A swindler or a conman at least one like Ponzi, Mavrodi, Frank Abagnale from Catch me if you can is skilled in dissecting the system and seeing its weak points. This means both observation skills and ability to be an agent of change. Through the con actions, the person challenges the system and makes it strive to adapt to the new challenges. Better security systems come up as a result of successful robberies or fear of such, fraud exists because of imperfect systems and business processes and it helps to detect such imperfections. At the same time, putting a crook at the top of the pyramid can mean one of the few options – either a very bad system with things like nepotism or a very well designed system exactly because it is designed with vile nature of humankind in mind.

A good conman needs to be empathic to understand how to approach a potential victim. A good conman also needs to be quick and witty. A good conman is also lazy and will carefully consider the pros and cons of doing something as time consuming as completely mastering a new domain. A good conman will have his favorite techniques ready at his fingertips. A good conman can be a dreamer and lead others. Sometimes this dream can be a mirage but of a really big scale.

On the contrary, a good conman needs control at least in certain points and this control should be rather strict. Also it requires having someone with an even greater con-artistry talen standing above him.

Another possible challenge with Moist is accountability in the sense that Moist-type of BA will try to avoid situations where he is accountable of something as much as possible. He will accept the responsibility only when properly motivated or controlled (where his head is at stake) and in all other situations will build the system in such a way he gets the most with minimum effort. This can be a particularly good skill when it comes down to things like MVP development to define the minimum amout of work to be done for things to work.

Alright, this is the end of this post which is rather a “speaking out loud” type of thing.

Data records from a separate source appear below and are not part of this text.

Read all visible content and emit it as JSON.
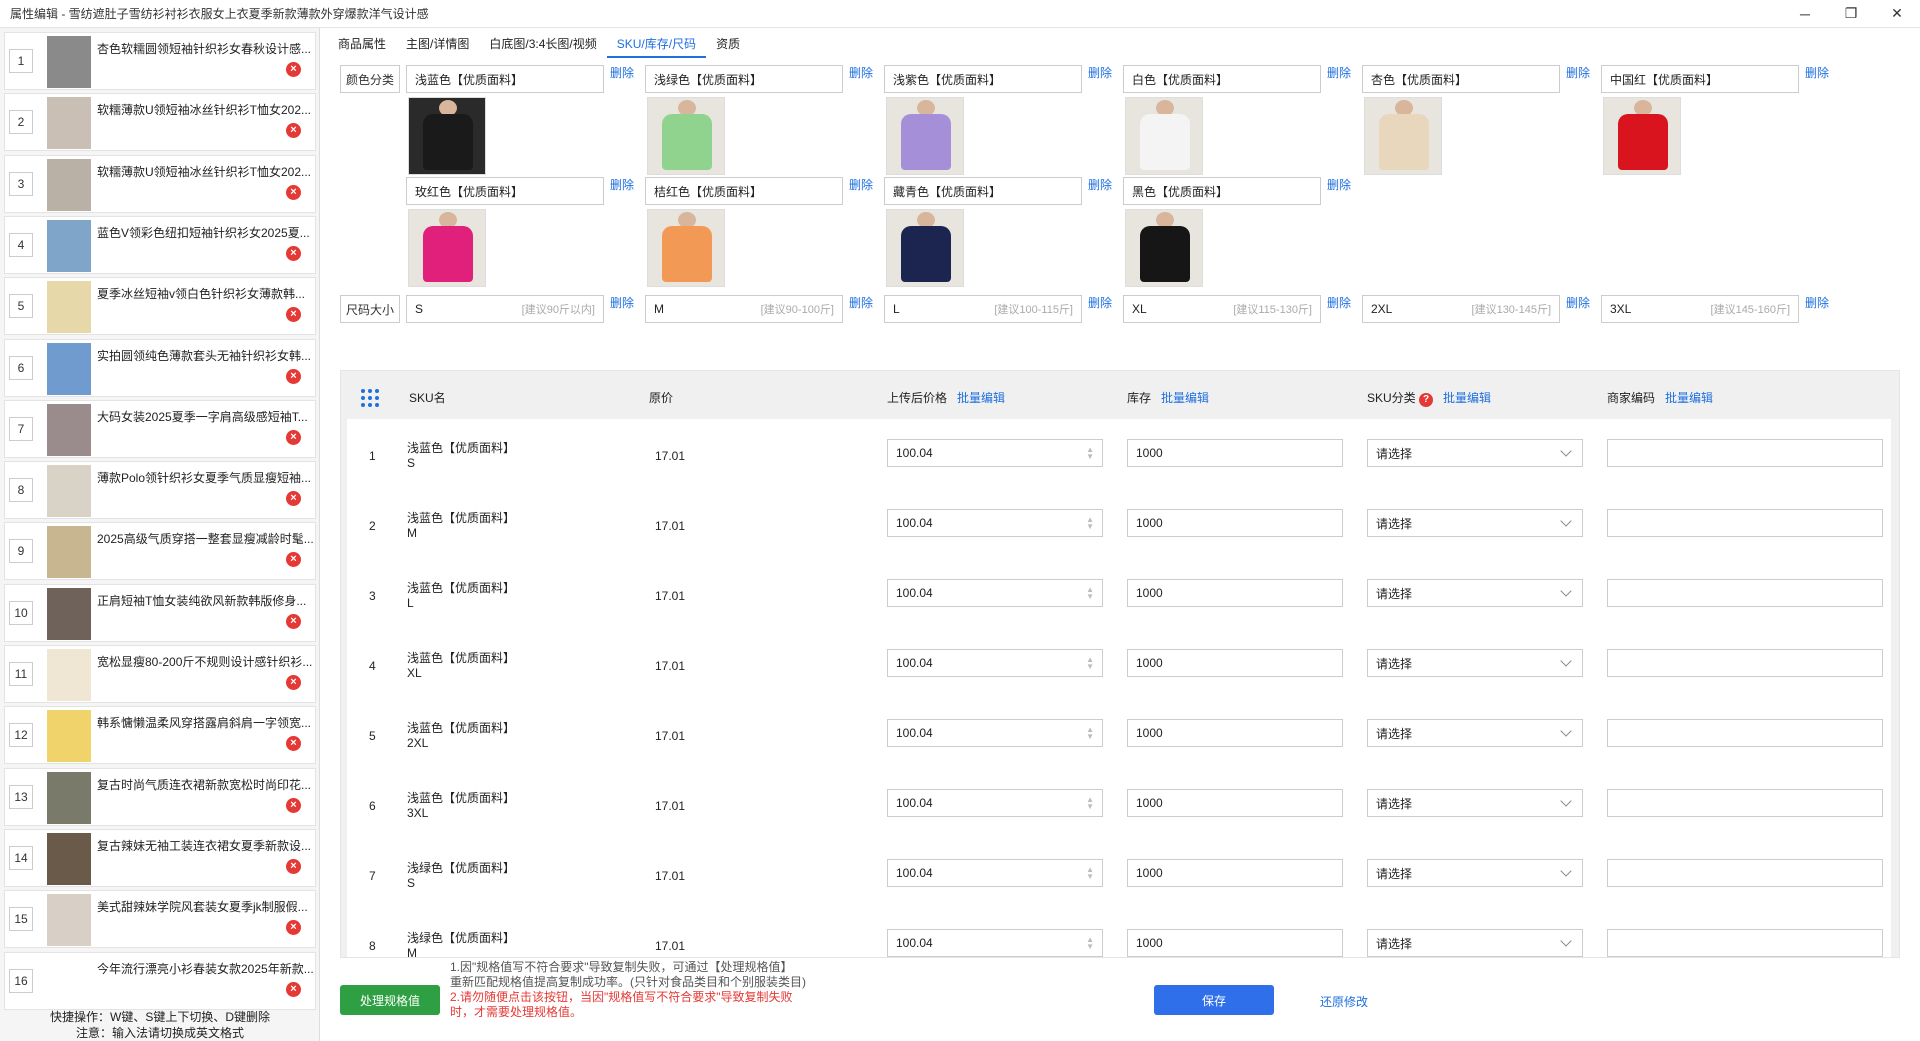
{
  "window": {
    "title": "属性编辑 - 雪纺遮肚子雪纺衫衬衫衣服女上衣夏季新款薄款外穿爆款洋气设计感",
    "controls": [
      "─",
      "❐",
      "✕"
    ]
  },
  "sidebar": {
    "items": [
      {
        "num": "1",
        "title": "杏色软糯圆领短袖针织衫女春秋设计感...",
        "thumb_color": "#8a8a8a"
      },
      {
        "num": "2",
        "title": "软糯薄款U领短袖冰丝针织衫T恤女202...",
        "thumb_color": "#c9bfb4"
      },
      {
        "num": "3",
        "title": "软糯薄款U领短袖冰丝针织衫T恤女202...",
        "thumb_color": "#b9b0a6"
      },
      {
        "num": "4",
        "title": "蓝色V领彩色纽扣短袖针织衫女2025夏...",
        "thumb_color": "#7fa6c9"
      },
      {
        "num": "5",
        "title": "夏季冰丝短袖v领白色针织衫女薄款韩...",
        "thumb_color": "#e6d8a8"
      },
      {
        "num": "6",
        "title": "实拍圆领纯色薄款套头无袖针织衫女韩...",
        "thumb_color": "#6f9bcf"
      },
      {
        "num": "7",
        "title": "大码女装2025夏季一字肩高级感短袖T...",
        "thumb_color": "#9a8c8c"
      },
      {
        "num": "8",
        "title": "薄款Polo领针织衫女夏季气质显瘦短袖...",
        "thumb_color": "#d9d2c6"
      },
      {
        "num": "9",
        "title": "2025高级气质穿搭一整套显瘦减龄时髦...",
        "thumb_color": "#c8b690"
      },
      {
        "num": "10",
        "title": "正肩短袖T恤女装纯欲风新款韩版修身...",
        "thumb_color": "#6e625a"
      },
      {
        "num": "11",
        "title": "宽松显瘦80-200斤不规则设计感针织衫...",
        "thumb_color": "#efe6d4"
      },
      {
        "num": "12",
        "title": "韩系慵懒温柔风穿搭露肩斜肩一字领宽...",
        "thumb_color": "#f0d36a"
      },
      {
        "num": "13",
        "title": "复古时尚气质连衣裙新款宽松时尚印花...",
        "thumb_color": "#7a7a6a"
      },
      {
        "num": "14",
        "title": "复古辣妹无袖工装连衣裙女夏季新款设...",
        "thumb_color": "#6a5a4a"
      },
      {
        "num": "15",
        "title": "美式甜辣妹学院风套装女夏季jk制服假...",
        "thumb_color": "#d8d0c6"
      },
      {
        "num": "16",
        "title": "今年流行漂亮小衫春装女款2025年新款...",
        "thumb_color": "#ffffff"
      }
    ],
    "hint_line1": "快捷操作：W键、S键上下切换、D键删除",
    "hint_line2": "注意：输入法请切换成英文格式"
  },
  "tabs": [
    "商品属性",
    "主图/详情图",
    "白底图/3:4长图/视频",
    "SKU/库存/尺码",
    "资质"
  ],
  "active_tab": 3,
  "spec": {
    "color_label": "颜色分类",
    "size_label": "尺码大小",
    "delete_label": "删除",
    "colors": [
      {
        "name": "浅蓝色【优质面料】",
        "shirt": "#1a1a1a"
      },
      {
        "name": "浅绿色【优质面料】",
        "shirt": "#8fd38f"
      },
      {
        "name": "浅紫色【优质面料】",
        "shirt": "#a48fd8"
      },
      {
        "name": "白色【优质面料】",
        "shirt": "#f4f4f4"
      },
      {
        "name": "杏色【优质面料】",
        "shirt": "#e8d6bd"
      },
      {
        "name": "中国红【优质面料】",
        "shirt": "#d9141e"
      },
      {
        "name": "玫红色【优质面料】",
        "shirt": "#e0207a"
      },
      {
        "name": "桔红色【优质面料】",
        "shirt": "#f29a55"
      },
      {
        "name": "藏青色【优质面料】",
        "shirt": "#1c2450"
      },
      {
        "name": "黑色【优质面料】",
        "shirt": "#161616"
      }
    ],
    "sizes": [
      {
        "name": "S",
        "hint": "[建议90斤以内]"
      },
      {
        "name": "M",
        "hint": "[建议90-100斤]"
      },
      {
        "name": "L",
        "hint": "[建议100-115斤]"
      },
      {
        "name": "XL",
        "hint": "[建议115-130斤]"
      },
      {
        "name": "2XL",
        "hint": "[建议130-145斤]"
      },
      {
        "name": "3XL",
        "hint": "[建议145-160斤]"
      }
    ]
  },
  "table": {
    "headers": {
      "sku_name": "SKU名",
      "orig_price": "原价",
      "upload_price": "上传后价格",
      "stock": "库存",
      "sku_category": "SKU分类",
      "merchant_code": "商家编码",
      "batch_edit": "批量编辑",
      "question_mark": "?"
    },
    "select_placeholder": "请选择",
    "rows": [
      {
        "idx": "1",
        "color": "浅蓝色【优质面料】",
        "size": "S",
        "orig": "17.01",
        "price": "100.04",
        "stock": "1000"
      },
      {
        "idx": "2",
        "color": "浅蓝色【优质面料】",
        "size": "M",
        "orig": "17.01",
        "price": "100.04",
        "stock": "1000"
      },
      {
        "idx": "3",
        "color": "浅蓝色【优质面料】",
        "size": "L",
        "orig": "17.01",
        "price": "100.04",
        "stock": "1000"
      },
      {
        "idx": "4",
        "color": "浅蓝色【优质面料】",
        "size": "XL",
        "orig": "17.01",
        "price": "100.04",
        "stock": "1000"
      },
      {
        "idx": "5",
        "color": "浅蓝色【优质面料】",
        "size": "2XL",
        "orig": "17.01",
        "price": "100.04",
        "stock": "1000"
      },
      {
        "idx": "6",
        "color": "浅蓝色【优质面料】",
        "size": "3XL",
        "orig": "17.01",
        "price": "100.04",
        "stock": "1000"
      },
      {
        "idx": "7",
        "color": "浅绿色【优质面料】",
        "size": "S",
        "orig": "17.01",
        "price": "100.04",
        "stock": "1000"
      },
      {
        "idx": "8",
        "color": "浅绿色【优质面料】",
        "size": "M",
        "orig": "17.01",
        "price": "100.04",
        "stock": "1000"
      }
    ]
  },
  "footer": {
    "process_button": "处理规格值",
    "note1": "1.因\"规格值写不符合要求\"导致复制失败，可通过【处理规格值】",
    "note2": "重新匹配规格值提高复制成功率。(只针对食品类目和个别服装类目)",
    "note3": "2.请勿随便点击该按钮，当因\"规格值写不符合要求\"导致复制失败",
    "note4": "时，才需要处理规格值。",
    "save_button": "保存",
    "restore_link": "还原修改"
  },
  "colors": {
    "accent": "#1e6fe0",
    "save": "#2f6fea",
    "process": "#2ea043",
    "danger": "#e53935"
  }
}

Would be interest to hear of other BA profiles / personas from whoever is not bored to look through this. Next thing that would be interesting to do is try to map the profiles to popular types of projects.